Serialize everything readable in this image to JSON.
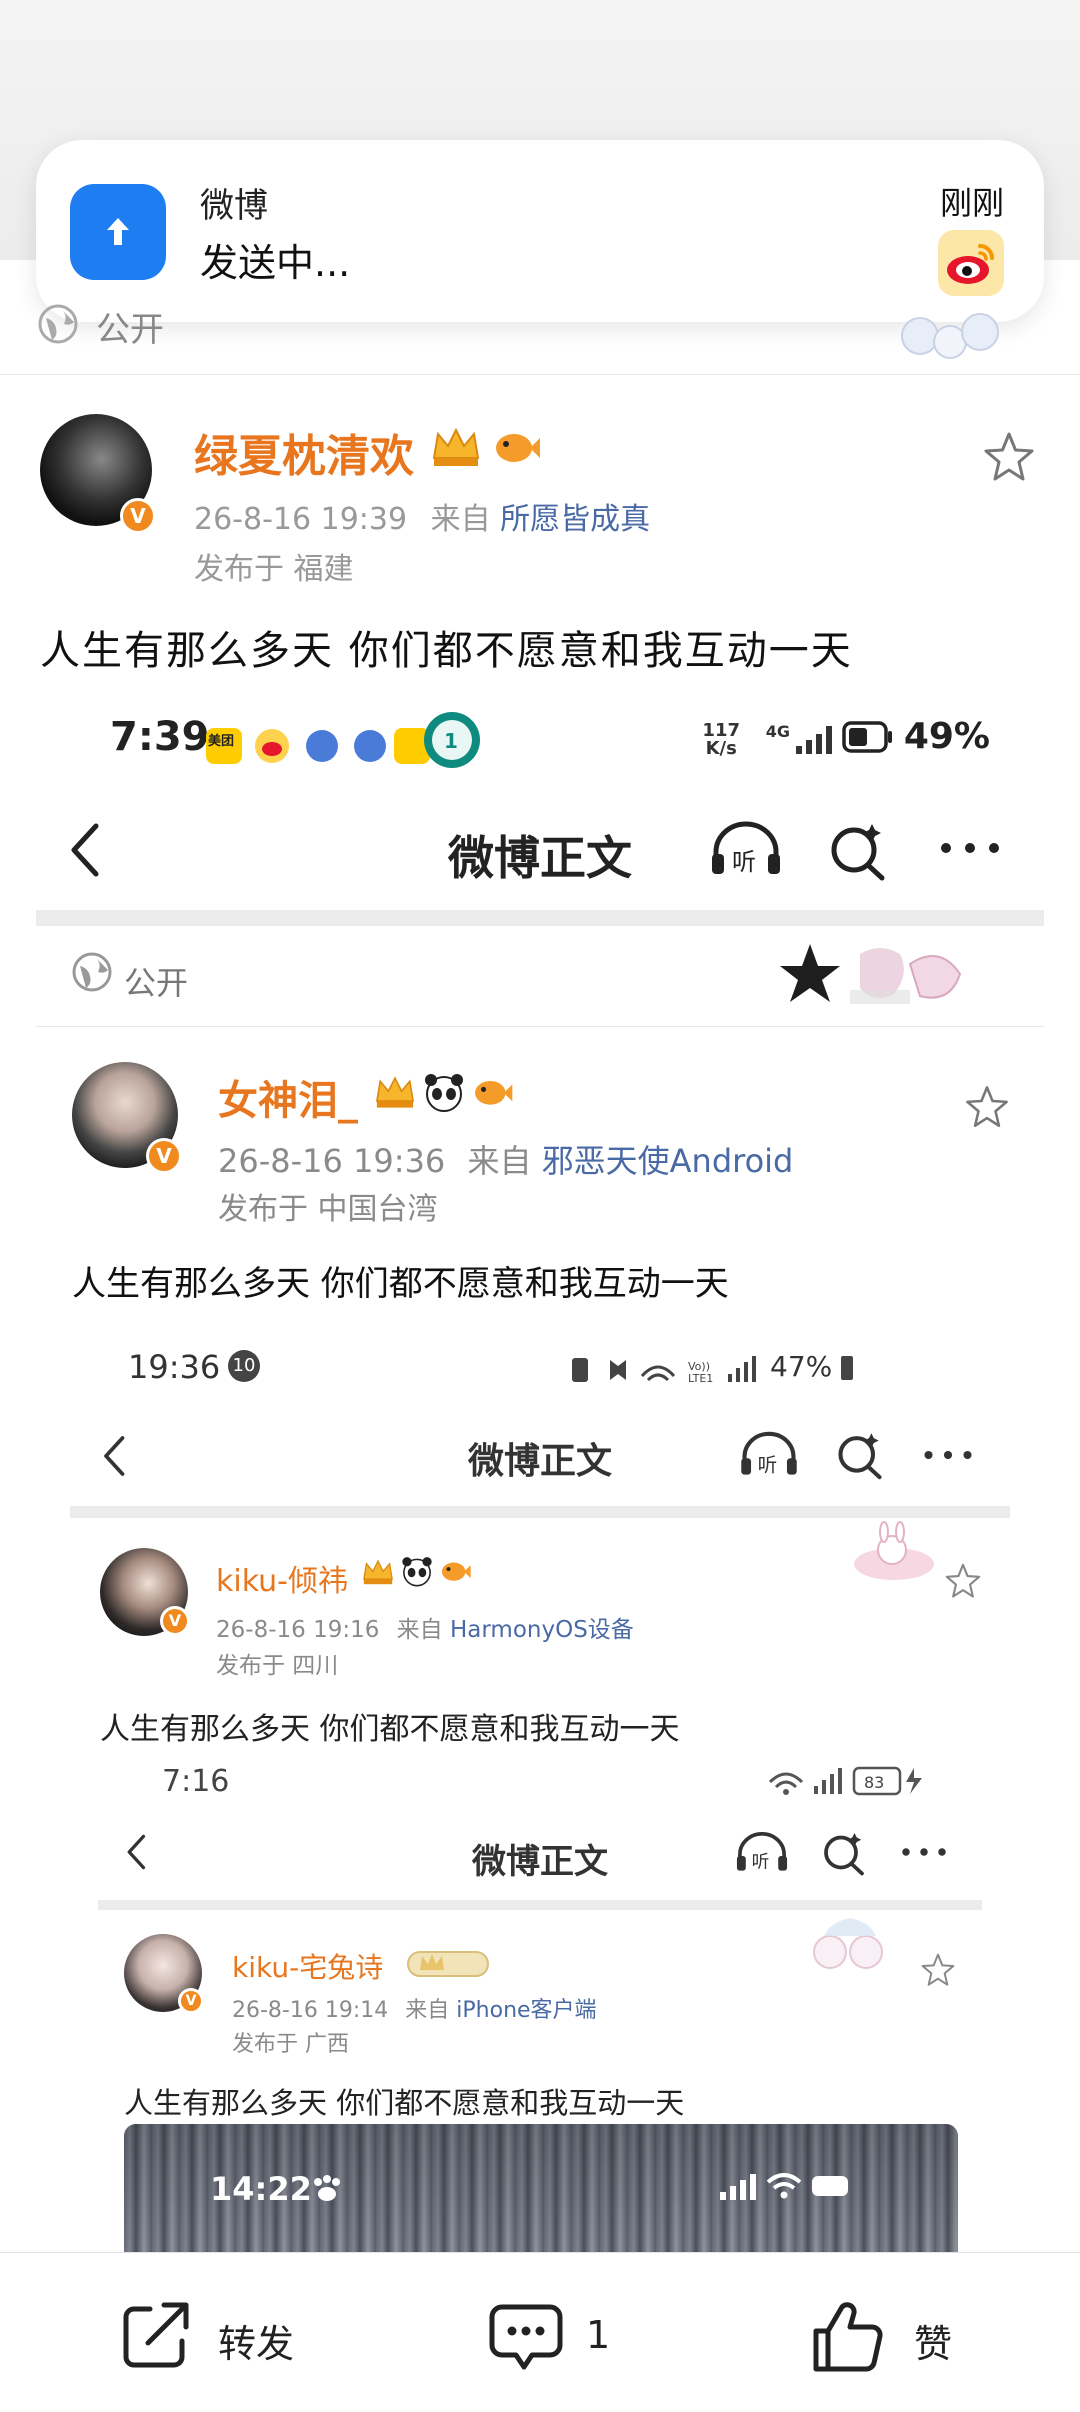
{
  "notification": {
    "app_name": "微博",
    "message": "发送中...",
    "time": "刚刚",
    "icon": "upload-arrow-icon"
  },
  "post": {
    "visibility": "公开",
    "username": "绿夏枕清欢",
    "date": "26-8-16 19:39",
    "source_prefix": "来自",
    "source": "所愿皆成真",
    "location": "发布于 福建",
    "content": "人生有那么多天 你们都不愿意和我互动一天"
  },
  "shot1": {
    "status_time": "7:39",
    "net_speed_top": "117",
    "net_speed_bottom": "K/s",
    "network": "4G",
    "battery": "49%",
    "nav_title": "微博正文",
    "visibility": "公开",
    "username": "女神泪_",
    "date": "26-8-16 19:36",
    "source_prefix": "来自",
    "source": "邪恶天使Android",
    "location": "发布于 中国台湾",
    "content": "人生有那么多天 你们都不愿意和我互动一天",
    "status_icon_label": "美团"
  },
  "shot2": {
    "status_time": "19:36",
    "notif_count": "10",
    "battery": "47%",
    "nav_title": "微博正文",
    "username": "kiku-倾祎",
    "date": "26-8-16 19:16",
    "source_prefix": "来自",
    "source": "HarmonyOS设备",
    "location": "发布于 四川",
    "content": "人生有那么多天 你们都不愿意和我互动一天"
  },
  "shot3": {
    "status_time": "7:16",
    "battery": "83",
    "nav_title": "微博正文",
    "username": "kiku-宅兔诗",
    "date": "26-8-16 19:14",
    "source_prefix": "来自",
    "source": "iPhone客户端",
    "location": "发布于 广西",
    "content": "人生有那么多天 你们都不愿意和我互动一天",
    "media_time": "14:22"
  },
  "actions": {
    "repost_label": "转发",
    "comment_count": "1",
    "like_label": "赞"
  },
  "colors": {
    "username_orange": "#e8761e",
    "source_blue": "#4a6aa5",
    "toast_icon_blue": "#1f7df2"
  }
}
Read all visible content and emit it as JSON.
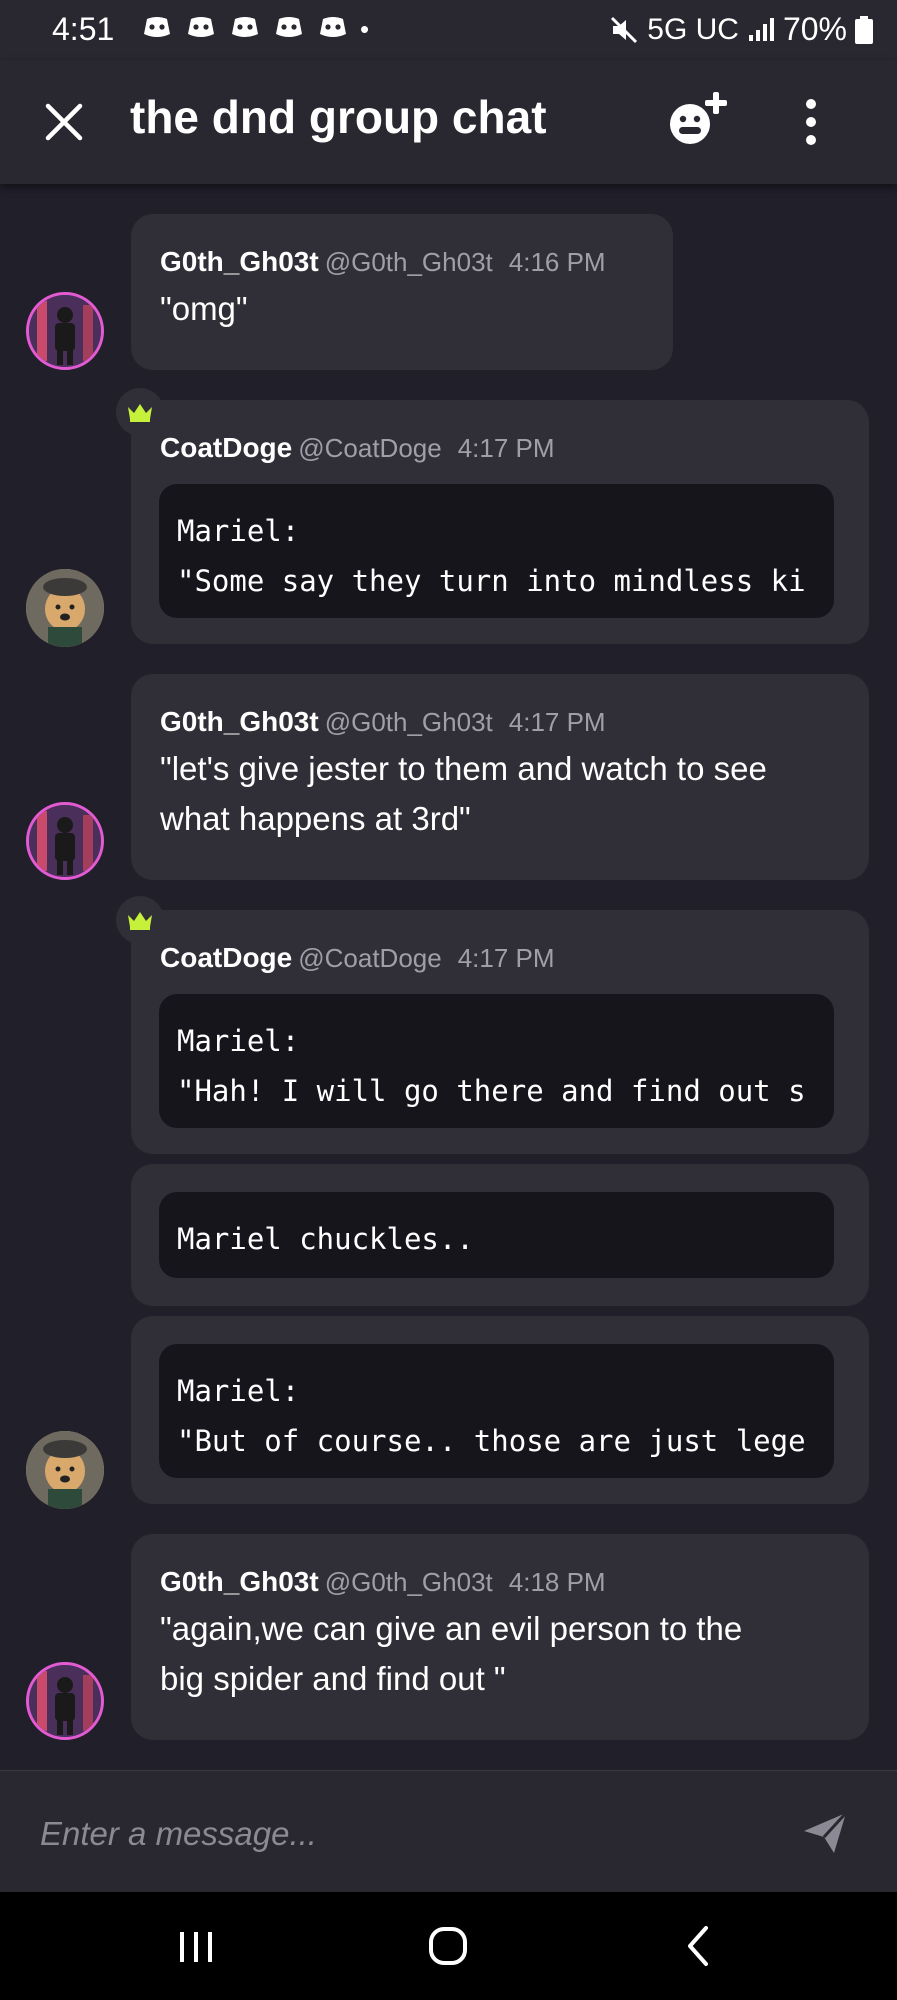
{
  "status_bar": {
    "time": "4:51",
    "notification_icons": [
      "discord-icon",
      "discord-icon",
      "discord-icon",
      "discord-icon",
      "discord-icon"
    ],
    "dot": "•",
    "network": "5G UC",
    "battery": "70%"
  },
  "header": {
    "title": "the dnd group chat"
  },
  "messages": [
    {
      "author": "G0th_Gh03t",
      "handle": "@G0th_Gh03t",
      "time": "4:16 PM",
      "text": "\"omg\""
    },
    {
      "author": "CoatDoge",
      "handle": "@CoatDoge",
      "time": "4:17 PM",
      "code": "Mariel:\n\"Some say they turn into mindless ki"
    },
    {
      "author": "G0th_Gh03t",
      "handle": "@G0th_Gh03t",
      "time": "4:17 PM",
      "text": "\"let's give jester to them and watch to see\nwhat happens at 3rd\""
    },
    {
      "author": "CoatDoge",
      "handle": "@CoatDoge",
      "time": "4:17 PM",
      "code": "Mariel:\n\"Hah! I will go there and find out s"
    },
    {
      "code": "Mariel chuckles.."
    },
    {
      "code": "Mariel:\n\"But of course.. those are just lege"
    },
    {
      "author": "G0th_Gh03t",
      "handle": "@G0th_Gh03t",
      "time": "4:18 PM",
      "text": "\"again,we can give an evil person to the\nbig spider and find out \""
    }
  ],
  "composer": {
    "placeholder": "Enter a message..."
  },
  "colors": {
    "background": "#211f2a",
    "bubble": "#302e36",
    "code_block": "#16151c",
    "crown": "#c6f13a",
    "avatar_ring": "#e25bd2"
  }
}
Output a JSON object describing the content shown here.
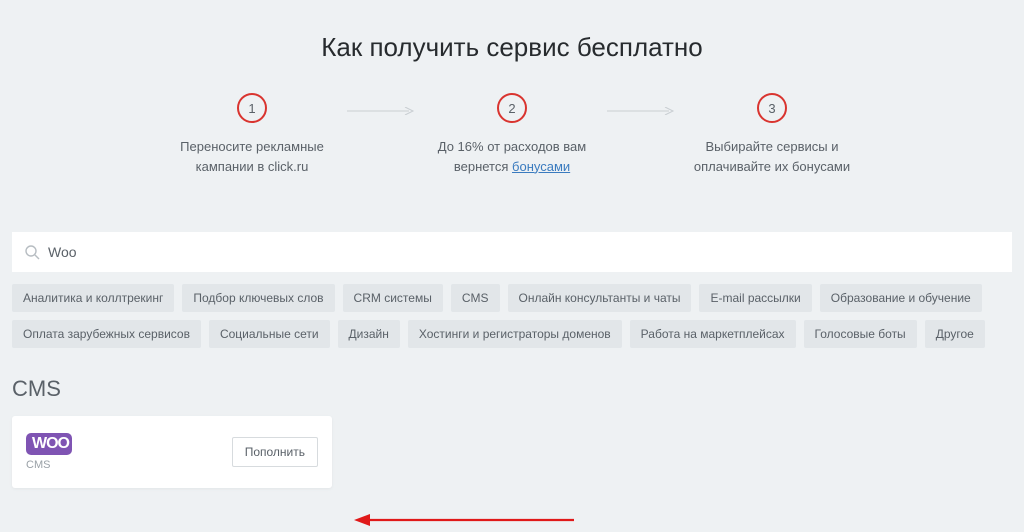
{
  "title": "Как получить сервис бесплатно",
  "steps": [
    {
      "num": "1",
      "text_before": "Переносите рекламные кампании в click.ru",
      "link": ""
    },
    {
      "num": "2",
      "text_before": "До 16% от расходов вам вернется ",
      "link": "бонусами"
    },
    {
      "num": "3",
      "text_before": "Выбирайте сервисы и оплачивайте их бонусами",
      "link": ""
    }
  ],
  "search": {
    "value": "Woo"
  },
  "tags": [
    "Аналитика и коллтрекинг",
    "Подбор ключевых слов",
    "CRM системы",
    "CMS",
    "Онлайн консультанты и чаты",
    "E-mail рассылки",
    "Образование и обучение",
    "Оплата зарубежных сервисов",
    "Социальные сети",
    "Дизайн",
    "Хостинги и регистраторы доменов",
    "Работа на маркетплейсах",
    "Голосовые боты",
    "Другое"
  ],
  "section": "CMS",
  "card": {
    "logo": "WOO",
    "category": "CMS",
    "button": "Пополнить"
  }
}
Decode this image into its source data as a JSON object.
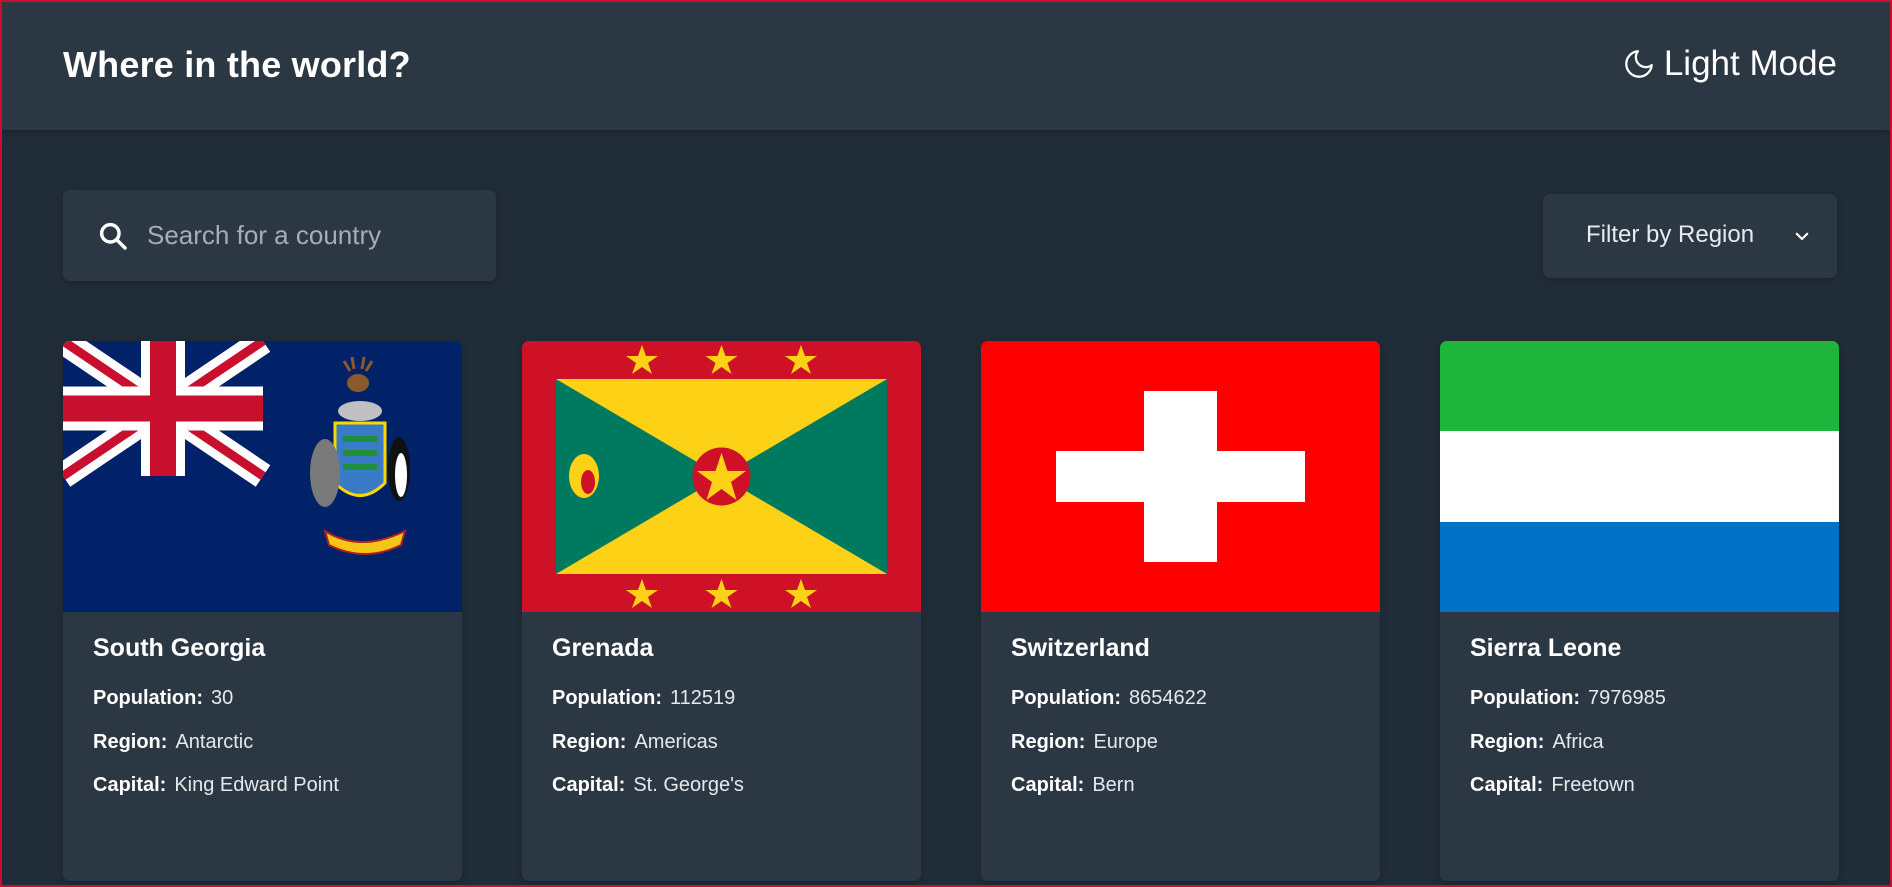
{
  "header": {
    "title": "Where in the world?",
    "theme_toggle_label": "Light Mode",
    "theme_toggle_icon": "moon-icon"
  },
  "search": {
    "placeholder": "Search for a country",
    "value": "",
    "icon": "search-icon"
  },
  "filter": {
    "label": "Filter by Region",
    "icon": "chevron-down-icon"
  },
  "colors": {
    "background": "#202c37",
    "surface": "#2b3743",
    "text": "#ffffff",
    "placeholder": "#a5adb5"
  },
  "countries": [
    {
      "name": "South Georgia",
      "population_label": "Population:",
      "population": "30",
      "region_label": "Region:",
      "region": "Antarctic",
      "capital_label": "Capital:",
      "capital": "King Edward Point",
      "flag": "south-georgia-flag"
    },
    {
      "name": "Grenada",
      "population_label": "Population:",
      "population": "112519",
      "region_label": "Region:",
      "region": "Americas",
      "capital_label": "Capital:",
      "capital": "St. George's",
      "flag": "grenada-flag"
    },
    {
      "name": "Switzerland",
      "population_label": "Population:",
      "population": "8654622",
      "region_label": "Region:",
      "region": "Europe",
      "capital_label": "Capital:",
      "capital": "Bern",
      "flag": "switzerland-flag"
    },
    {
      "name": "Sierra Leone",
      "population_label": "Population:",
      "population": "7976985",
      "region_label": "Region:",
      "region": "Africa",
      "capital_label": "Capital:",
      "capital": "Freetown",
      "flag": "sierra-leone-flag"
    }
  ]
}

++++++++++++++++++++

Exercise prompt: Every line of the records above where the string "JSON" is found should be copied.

Exercise response:
Serialize everything readable in this image to JSON.
Read all visible content and emit it as JSON.
Output a JSON object describing the content shown here.
Decode this image into its source data as a JSON object.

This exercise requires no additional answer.